Activision Publishing began the week by picking and choosing a handful of Vivendi Games properties to bring on board the newly merged Activision Blizzard bandwagon. That left those games and properties whose names weren't called in a state of limbo as the publisher examines its options and likely tries selling them to other publishers.
One such property was the Jason Bourne license, based on the spy novels of the late Robert Ludlum. Vivendi Games acquired the license in January of 2007 and released its first game based on the spy, The Bourne Conspiracy, last month.
That will go down as the company's last Bourne project, as Ludlum Entertainment today announced it had reacquired the rights to make games based on Ludlum's novels from Activision Blizzard. However, the company doesn't want to hold those rights for long. The company wants to find new partners "capable of fully exploiting the multiplatform potential of the Ludlum content and storylines."
Despite the search for a new ally in the gaming industry, Ludlum Entertainment CEO (and executor of the author's estate) Jeffrey Weiner expressed his satisfaction with Vivendi and the job it did on the debut Bourne game.
"Our colleagues at Vivendi Games did a tremendous job of capturing the spirit and allure of Robert Ludlum's writing with The Bourne Conspiracy, and the gaming community's strong response is clear indication that future Ludlum games will deliver both popularity and profitability for years to come."
[UPDATE] A Variety report on the loss of the license including a bit of information on what Vivendi had planned for the Bourne license. The publisher reportedly had Radical working on "Treadstone," an online game set in the agency that originally trained Jason Bourne.
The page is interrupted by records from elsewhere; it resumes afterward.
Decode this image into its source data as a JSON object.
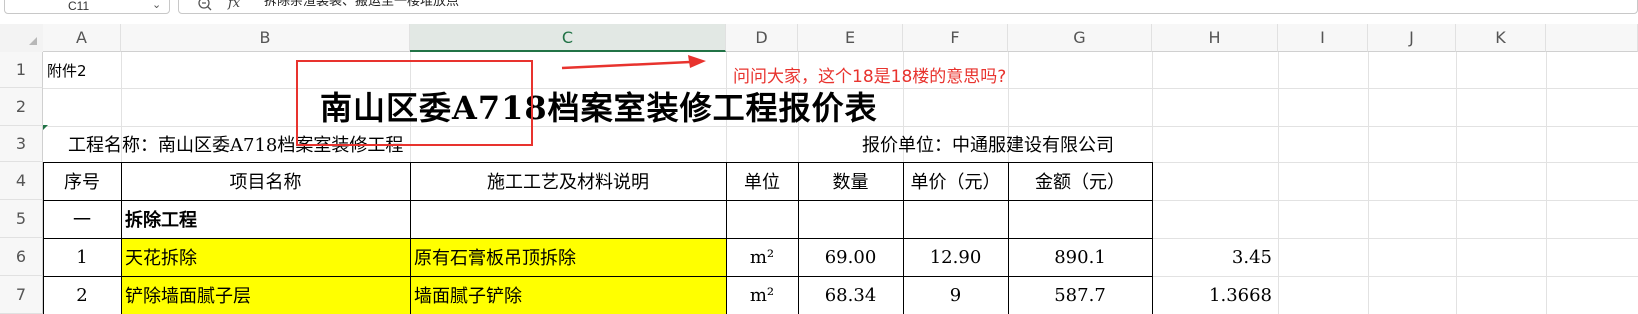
{
  "formula_bar": {
    "name_box": "C11",
    "formula_text": "拆除杂渣装袋、搬运至一楼堆放点"
  },
  "column_headers": [
    "A",
    "B",
    "C",
    "D",
    "E",
    "F",
    "G",
    "H",
    "I",
    "J",
    "K"
  ],
  "selected_column": "C",
  "row_headers": [
    "1",
    "2",
    "3",
    "4",
    "5",
    "6",
    "7"
  ],
  "sheet": {
    "a1": "附件2",
    "title": "南山区委A718档案室装修工程报价表",
    "project_name": "工程名称：南山区委A718档案室装修工程",
    "quote_unit": "报价单位：中通服建设有限公司",
    "table_headers": {
      "seq": "序号",
      "item": "项目名称",
      "desc": "施工工艺及材料说明",
      "unit": "单位",
      "qty": "数量",
      "price": "单价（元）",
      "amount": "金额（元）"
    },
    "section": {
      "seq": "一",
      "name": "拆除工程"
    },
    "rows": [
      {
        "seq": "1",
        "item": "天花拆除",
        "desc": "原有石膏板吊顶拆除",
        "unit": "m²",
        "qty": "69.00",
        "price": "12.90",
        "amount": "890.1",
        "h": "3.45"
      },
      {
        "seq": "2",
        "item": "铲除墙面腻子层",
        "desc": "墙面腻子铲除",
        "unit": "m²",
        "qty": "68.34",
        "price": "9",
        "amount": "587.7",
        "h": "1.3668"
      }
    ]
  },
  "annotation": {
    "text": "问问大家，这个18是18楼的意思吗?",
    "color": "#e8332e"
  },
  "colors": {
    "highlight": "#ffff00",
    "accent_green": "#217346"
  }
}
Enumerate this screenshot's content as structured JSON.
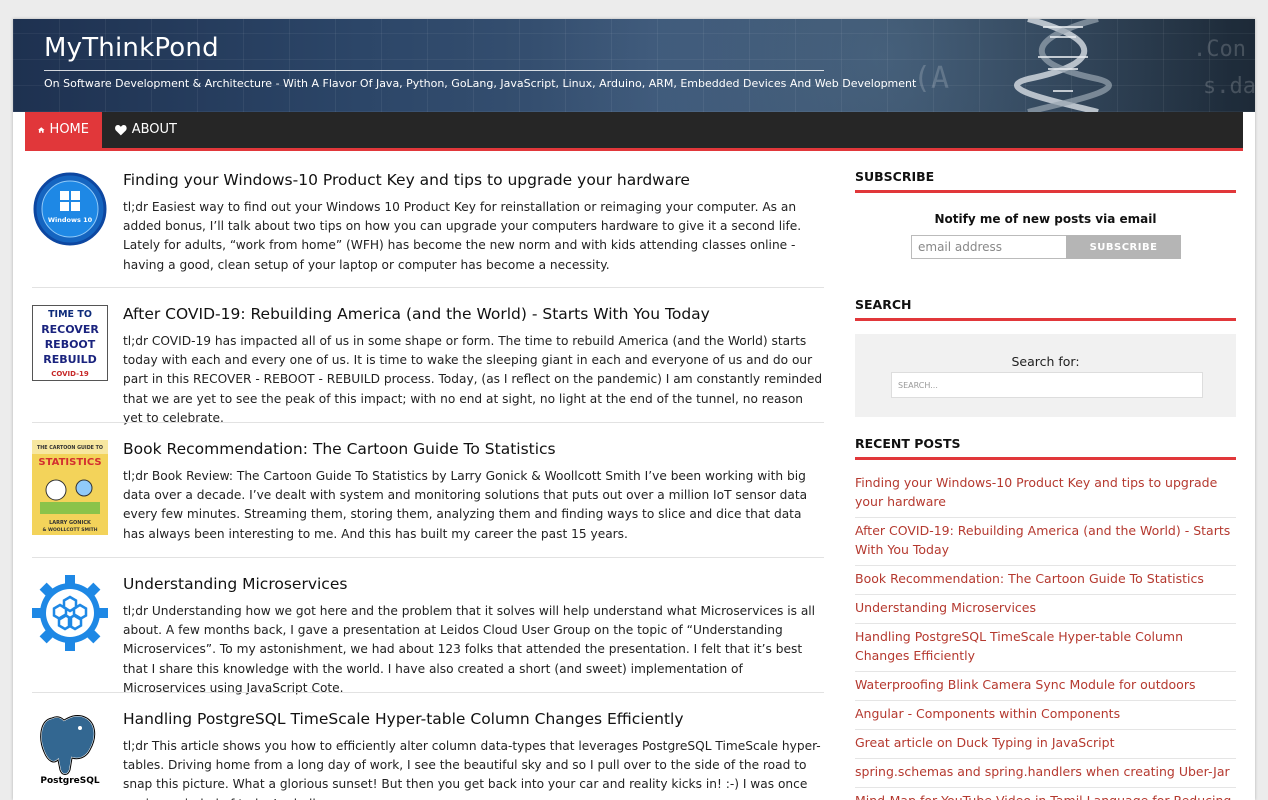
{
  "header": {
    "site_title": "MyThinkPond",
    "tagline": "On Software Development & Architecture - With A Flavor Of Java, Python, GoLang, JavaScript, Linux, Arduino, ARM, Embedded Devices And Web Development"
  },
  "nav": {
    "items": [
      {
        "label": "HOME",
        "icon": "home-icon",
        "active": true
      },
      {
        "label": "ABOUT",
        "icon": "heart-icon",
        "active": false
      }
    ]
  },
  "posts": [
    {
      "title": "Finding your Windows-10 Product Key and tips to upgrade your hardware",
      "excerpt": "tl;dr Easiest way to find out your Windows 10 Product Key for reinstallation or reimaging your computer. As an added bonus, I’ll talk about two tips on how you can upgrade your computers hardware to give it a second life. Lately for adults, “work from home” (WFH) has become the new norm and with kids attending classes online - having a good, clean setup of your laptop or computer has become a necessity.",
      "thumb_text": "Windows 10"
    },
    {
      "title": "After COVID-19: Rebuilding America (and the World) - Starts With You Today",
      "excerpt": "tl;dr COVID-19 has impacted all of us in some shape or form. The time to rebuild America (and the World) starts today with each and every one of us. It is time to wake the sleeping giant in each and everyone of us and do our part in this RECOVER - REBOOT - REBUILD process. Today, (as I reflect on the pandemic) I am constantly reminded that we are yet to see the peak of this impact; with no end at sight, no light at the end of the tunnel, no reason yet to celebrate.",
      "thumb_lines": [
        "TIME TO",
        "RECOVER",
        "REBOOT",
        "REBUILD",
        "COVID-19"
      ]
    },
    {
      "title": "Book Recommendation: The Cartoon Guide To Statistics",
      "excerpt": "tl;dr Book Review: The Cartoon Guide To Statistics by Larry Gonick & Woollcott Smith I’ve been working with big data over a decade. I’ve dealt with system and monitoring solutions that puts out over a million IoT sensor data every few minutes. Streaming them, storing them, analyzing them and finding ways to slice and dice that data has always been interesting to me. And this has built my career the past 15 years.",
      "thumb_lines": [
        "THE CARTOON GUIDE TO",
        "STATISTICS",
        "LARRY GONICK",
        "& WOOLLCOTT SMITH"
      ]
    },
    {
      "title": "Understanding Microservices",
      "excerpt": "tl;dr Understanding how we got here and the problem that it solves will help understand what Microservices is all about. A few months back, I gave a presentation at Leidos Cloud User Group on the topic of “Understanding Microservices”. To my astonishment, we had about 123 folks that attended the presentation. I felt that it’s best that I share this knowledge with the world. I have also created a short (and sweet) implementation of Microservices using JavaScript Cote."
    },
    {
      "title": "Handling PostgreSQL TimeScale Hyper-table Column Changes Efficiently",
      "excerpt": "tl;dr This article shows you how to efficiently alter column data-types that leverages PostgreSQL TimeScale hyper-tables. Driving home from a long day of work, I see the beautiful sky and so I pull over to the side of the road to snap this picture. What a glorious sunset! But then you get back into your car and reality kicks in! :-) I was once again reminded of today’s challenge.",
      "thumb_text": "PostgreSQL"
    }
  ],
  "sidebar": {
    "subscribe": {
      "title": "SUBSCRIBE",
      "notify_text": "Notify me of new posts via email",
      "email_placeholder": "email address",
      "button_label": "SUBSCRIBE"
    },
    "search": {
      "title": "SEARCH",
      "label": "Search for:",
      "placeholder": "SEARCH..."
    },
    "recent_posts": {
      "title": "RECENT POSTS",
      "items": [
        "Finding your Windows-10 Product Key and tips to upgrade your hardware",
        "After COVID-19: Rebuilding America (and the World) - Starts With You Today",
        "Book Recommendation: The Cartoon Guide To Statistics",
        "Understanding Microservices",
        "Handling PostgreSQL TimeScale Hyper-table Column Changes Efficiently",
        "Waterproofing Blink Camera Sync Module for outdoors",
        "Angular - Components within Components",
        "Great article on Duck Typing in JavaScript",
        "spring.schemas and spring.handlers when creating Uber-Jar",
        "Mind-Map for YouTube Video in Tamil Language for Reducing Belly"
      ]
    }
  },
  "colors": {
    "accent": "#e1373a",
    "nav_bg": "#262626",
    "link": "#b5392f"
  }
}
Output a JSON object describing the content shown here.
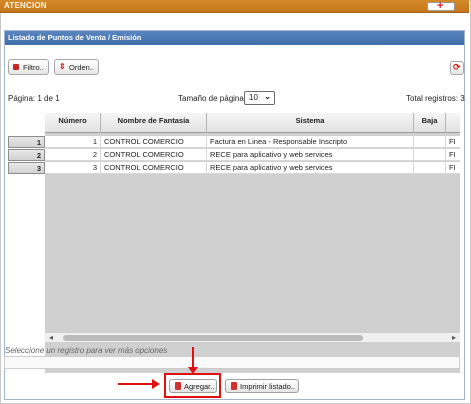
{
  "header": {
    "title": "ATENCION",
    "add_symbol": "+"
  },
  "panel": {
    "title": "Listado de Puntos de Venta / Emisión"
  },
  "toolbar": {
    "filter_label": "Filtro..",
    "order_label": "Orden..",
    "order_symbol": "⇕",
    "refresh_symbol": "⟳"
  },
  "pager": {
    "page_info": "Página: 1 de 1",
    "page_size_label": "Tamaño de página:",
    "page_size_value": "10",
    "total": "Total registros: 3"
  },
  "table": {
    "columns": [
      "Número",
      "Nombre de Fantasía",
      "Sistema",
      "Baja"
    ],
    "rows": [
      {
        "index": "1",
        "numero": "1",
        "nombre": "CONTROL COMERCIO",
        "sistema": "Factura en Linea - Responsable Inscripto",
        "baja": "",
        "extra": "FI"
      },
      {
        "index": "2",
        "numero": "2",
        "nombre": "CONTROL COMERCIO",
        "sistema": "RECE para aplicativo y web services",
        "baja": "",
        "extra": "FI"
      },
      {
        "index": "3",
        "numero": "3",
        "nombre": "CONTROL COMERCIO",
        "sistema": "RECE para aplicativo y web services",
        "baja": "",
        "extra": "FI"
      }
    ]
  },
  "hint": "Seleccione un registro para ver más opciones",
  "actions": {
    "add_label": "Agregar..",
    "print_label": "Imprimir listado.."
  },
  "colors": {
    "header_orange": "#c4761a",
    "panel_blue": "#3f6ea9",
    "highlight_red": "#e01010"
  }
}
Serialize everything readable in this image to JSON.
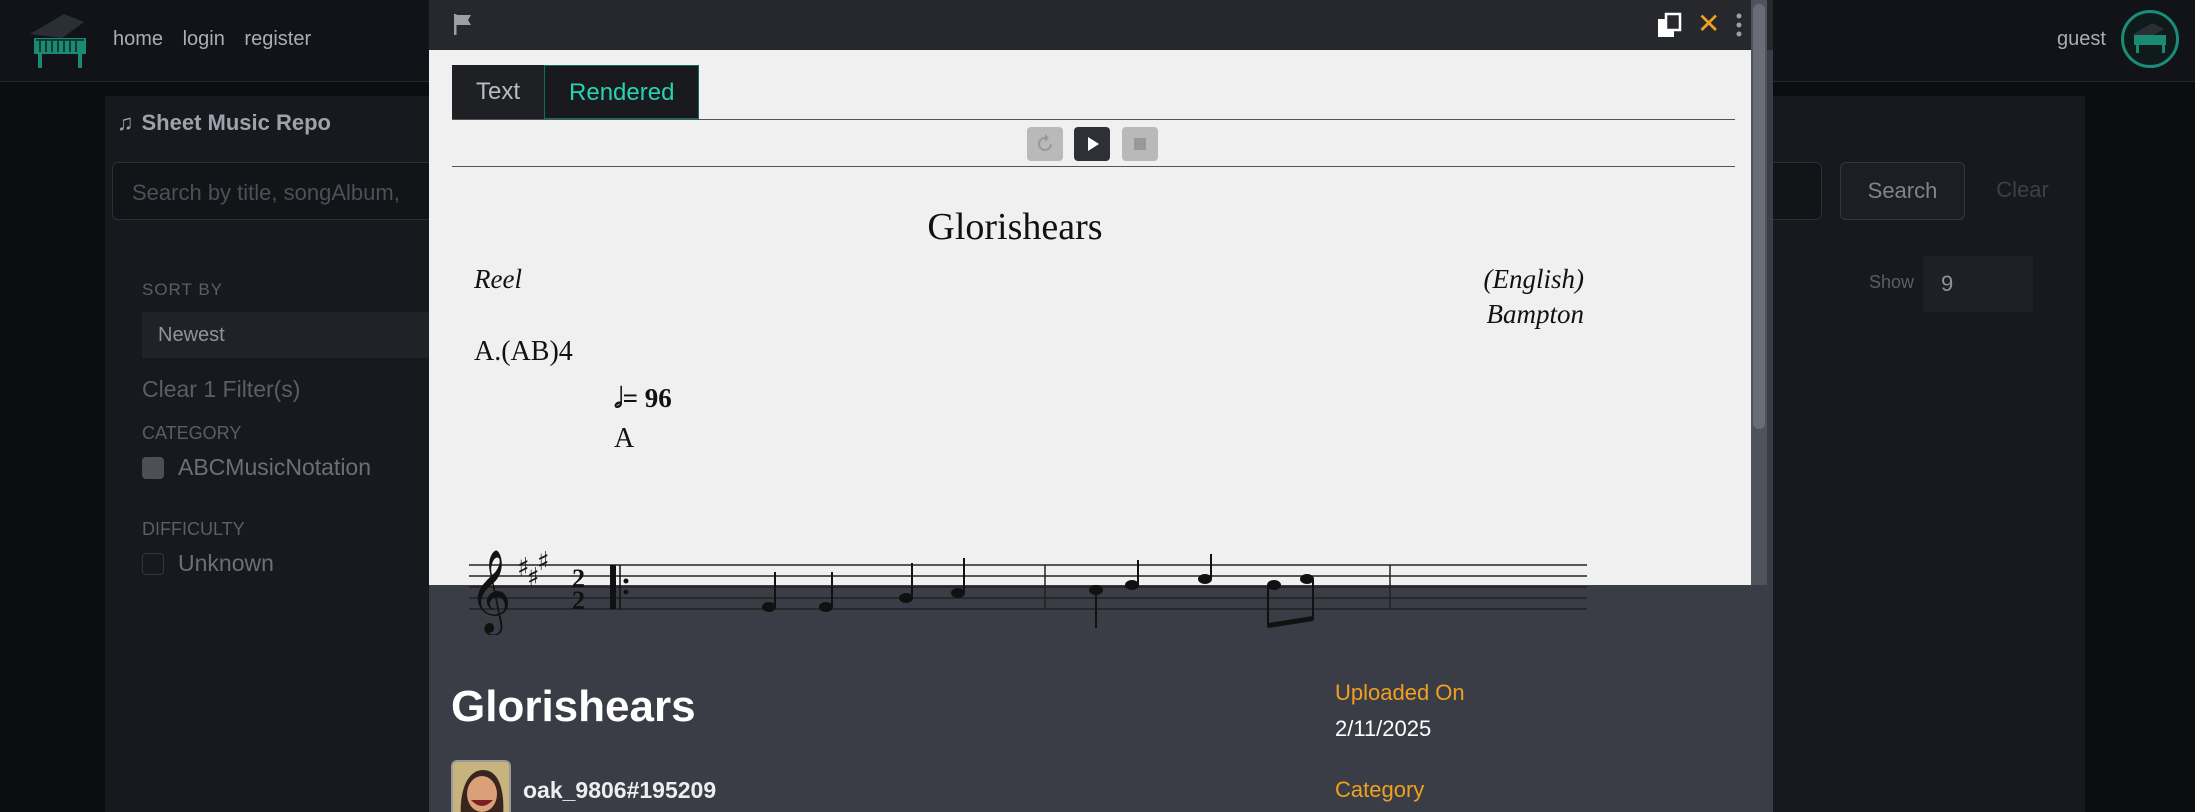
{
  "nav": {
    "home": "home",
    "login": "login",
    "register": "register",
    "user": "guest"
  },
  "repo": {
    "title": "Sheet Music Repo",
    "search_placeholder": "Search by title, songAlbum,",
    "search_label": "Search",
    "clear_label": "Clear",
    "sort_by_label": "SORT BY",
    "sort_value": "Newest",
    "clear_filters": "Clear 1 Filter(s)",
    "category_label": "CATEGORY",
    "category_option": "ABCMusicNotation",
    "difficulty_label": "DIFFICULTY",
    "difficulty_option": "Unknown",
    "show_label": "Show",
    "show_value": "9"
  },
  "modal": {
    "tabs": [
      "Text",
      "Rendered"
    ],
    "active_tab": "Rendered",
    "score": {
      "title": "Glorishears",
      "rhythm": "Reel",
      "origin": "(English)",
      "composer": "Bampton",
      "parts": "A.(AB)4",
      "tempo": "= 96",
      "part_label": "A",
      "time_signature_top": "2",
      "time_signature_bottom": "2"
    },
    "info": {
      "song_title": "Glorishears",
      "uploader": "oak_9806#195209",
      "uploaded_on_label": "Uploaded On",
      "uploaded_on_value": "2/11/2025",
      "category_label": "Category"
    }
  },
  "colors": {
    "accent_orange": "#f0a020",
    "accent_teal": "#27d3b0"
  }
}
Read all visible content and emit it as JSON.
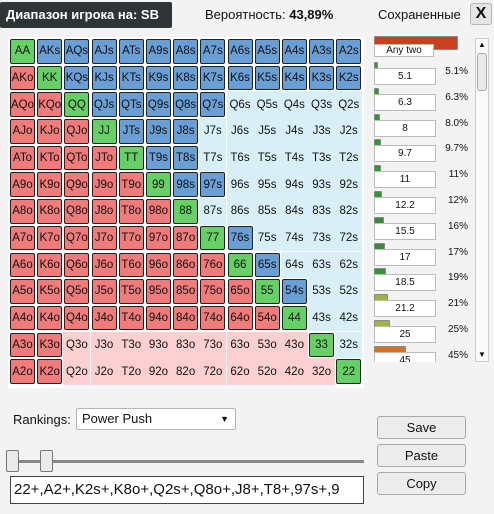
{
  "header": {
    "title": "Диапазон игрока на: SB",
    "probability_label": "Вероятность:",
    "probability_value": "43,89%",
    "saved_title": "Сохраненные",
    "close_label": "X"
  },
  "grid": {
    "rows": [
      [
        "AA",
        "AKs",
        "AQs",
        "AJs",
        "ATs",
        "A9s",
        "A8s",
        "A7s",
        "A6s",
        "A5s",
        "A4s",
        "A3s",
        "A2s"
      ],
      [
        "AKo",
        "KK",
        "KQs",
        "KJs",
        "KTs",
        "K9s",
        "K8s",
        "K7s",
        "K6s",
        "K5s",
        "K4s",
        "K3s",
        "K2s"
      ],
      [
        "AQo",
        "KQo",
        "QQ",
        "QJs",
        "QTs",
        "Q9s",
        "Q8s",
        "Q7s",
        "Q6s",
        "Q5s",
        "Q4s",
        "Q3s",
        "Q2s"
      ],
      [
        "AJo",
        "KJo",
        "QJo",
        "JJ",
        "JTs",
        "J9s",
        "J8s",
        "J7s",
        "J6s",
        "J5s",
        "J4s",
        "J3s",
        "J2s"
      ],
      [
        "ATo",
        "KTo",
        "QTo",
        "JTo",
        "TT",
        "T9s",
        "T8s",
        "T7s",
        "T6s",
        "T5s",
        "T4s",
        "T3s",
        "T2s"
      ],
      [
        "A9o",
        "K9o",
        "Q9o",
        "J9o",
        "T9o",
        "99",
        "98s",
        "97s",
        "96s",
        "95s",
        "94s",
        "93s",
        "92s"
      ],
      [
        "A8o",
        "K8o",
        "Q8o",
        "J8o",
        "T8o",
        "98o",
        "88",
        "87s",
        "86s",
        "85s",
        "84s",
        "83s",
        "82s"
      ],
      [
        "A7o",
        "K7o",
        "Q7o",
        "J7o",
        "T7o",
        "97o",
        "87o",
        "77",
        "76s",
        "75s",
        "74s",
        "73s",
        "72s"
      ],
      [
        "A6o",
        "K6o",
        "Q6o",
        "J6o",
        "T6o",
        "96o",
        "86o",
        "76o",
        "66",
        "65s",
        "64s",
        "63s",
        "62s"
      ],
      [
        "A5o",
        "K5o",
        "Q5o",
        "J5o",
        "T5o",
        "95o",
        "85o",
        "75o",
        "65o",
        "55",
        "54s",
        "53s",
        "52s"
      ],
      [
        "A4o",
        "K4o",
        "Q4o",
        "J4o",
        "T4o",
        "94o",
        "84o",
        "74o",
        "64o",
        "54o",
        "44",
        "43s",
        "42s"
      ],
      [
        "A3o",
        "K3o",
        "Q3o",
        "J3o",
        "T3o",
        "93o",
        "83o",
        "73o",
        "63o",
        "53o",
        "43o",
        "33",
        "32s"
      ],
      [
        "A2o",
        "K2o",
        "Q2o",
        "J2o",
        "T2o",
        "92o",
        "82o",
        "72o",
        "62o",
        "52o",
        "42o",
        "32o",
        "22"
      ]
    ],
    "selected_counts": [
      13,
      13,
      8,
      7,
      7,
      8,
      7,
      9,
      10,
      11,
      11,
      2,
      2
    ]
  },
  "saved": {
    "items": [
      {
        "label": "Any two",
        "pct": ""
      },
      {
        "label": "5.1",
        "pct": "5.1%"
      },
      {
        "label": "6.3",
        "pct": "6.3%"
      },
      {
        "label": "8",
        "pct": "8.0%"
      },
      {
        "label": "9.7",
        "pct": "9.7%"
      },
      {
        "label": "11",
        "pct": "11%"
      },
      {
        "label": "12.2",
        "pct": "12%"
      },
      {
        "label": "15.5",
        "pct": "16%"
      },
      {
        "label": "17",
        "pct": "17%"
      },
      {
        "label": "18.5",
        "pct": "19%"
      },
      {
        "label": "21.2",
        "pct": "21%"
      },
      {
        "label": "25",
        "pct": "25%"
      },
      {
        "label": "45",
        "pct": "45%"
      }
    ]
  },
  "controls": {
    "rankings_label": "Rankings:",
    "rankings_value": "Power Push",
    "range_text": "22+,A2+,K2s+,K8o+,Q2s+,Q8o+,J8+,T8+,97s+,9",
    "save_label": "Save",
    "paste_label": "Paste",
    "copy_label": "Copy"
  }
}
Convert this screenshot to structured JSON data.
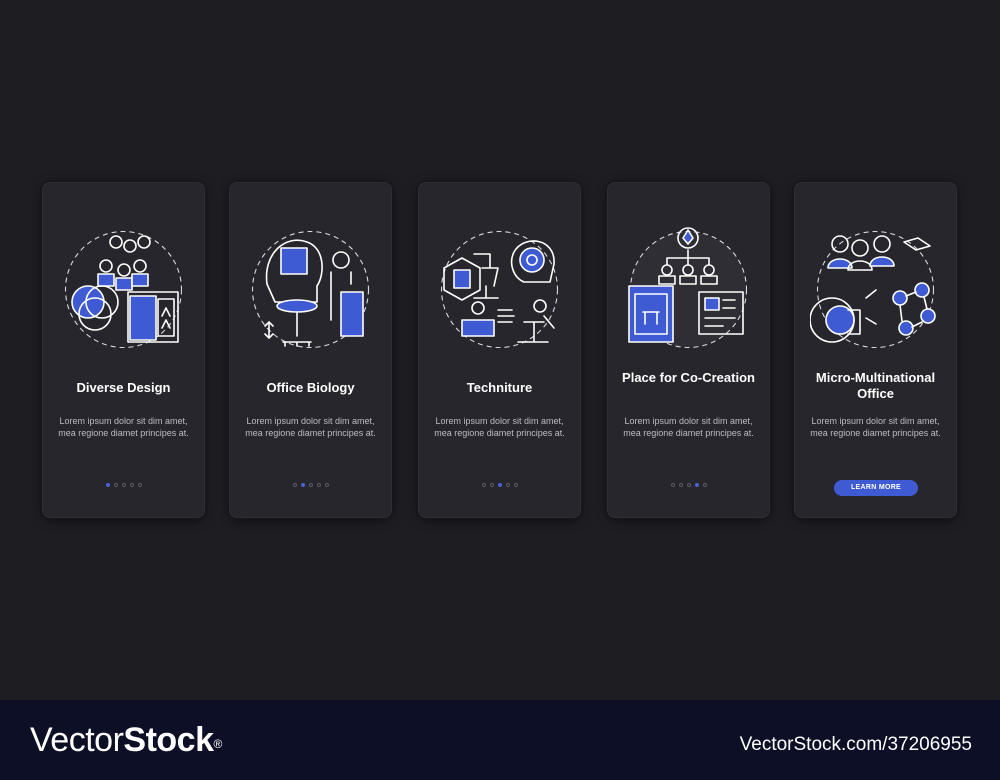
{
  "cards": [
    {
      "title": "Diverse Design",
      "description": "Lorem ipsum dolor sit dim amet, mea regione diamet principes at.",
      "active_dot": 0
    },
    {
      "title": "Office Biology",
      "description": "Lorem ipsum dolor sit dim amet, mea regione diamet principes at.",
      "active_dot": 1
    },
    {
      "title": "Techniture",
      "description": "Lorem ipsum dolor sit dim amet, mea regione diamet principes at.",
      "active_dot": 2
    },
    {
      "title": "Place for Co-Creation",
      "description": "Lorem ipsum dolor sit dim amet, mea regione diamet principes at.",
      "active_dot": 3
    },
    {
      "title": "Micro-Multinational Office",
      "description": "Lorem ipsum dolor sit dim amet, mea regione diamet principes at.",
      "button_label": "LEARN MORE"
    }
  ],
  "colors": {
    "accent": "#3f5bd4",
    "background": "#1e1d22",
    "card": "#27262c",
    "footer": "#0c0f26"
  },
  "footer": {
    "brand_regular": "Vector",
    "brand_bold": "Stock",
    "brand_mark": "®",
    "image_id": "VectorStock.com/37206955"
  }
}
Production on that title has been halted, but the report says it could wind up in the hands of a new publisher.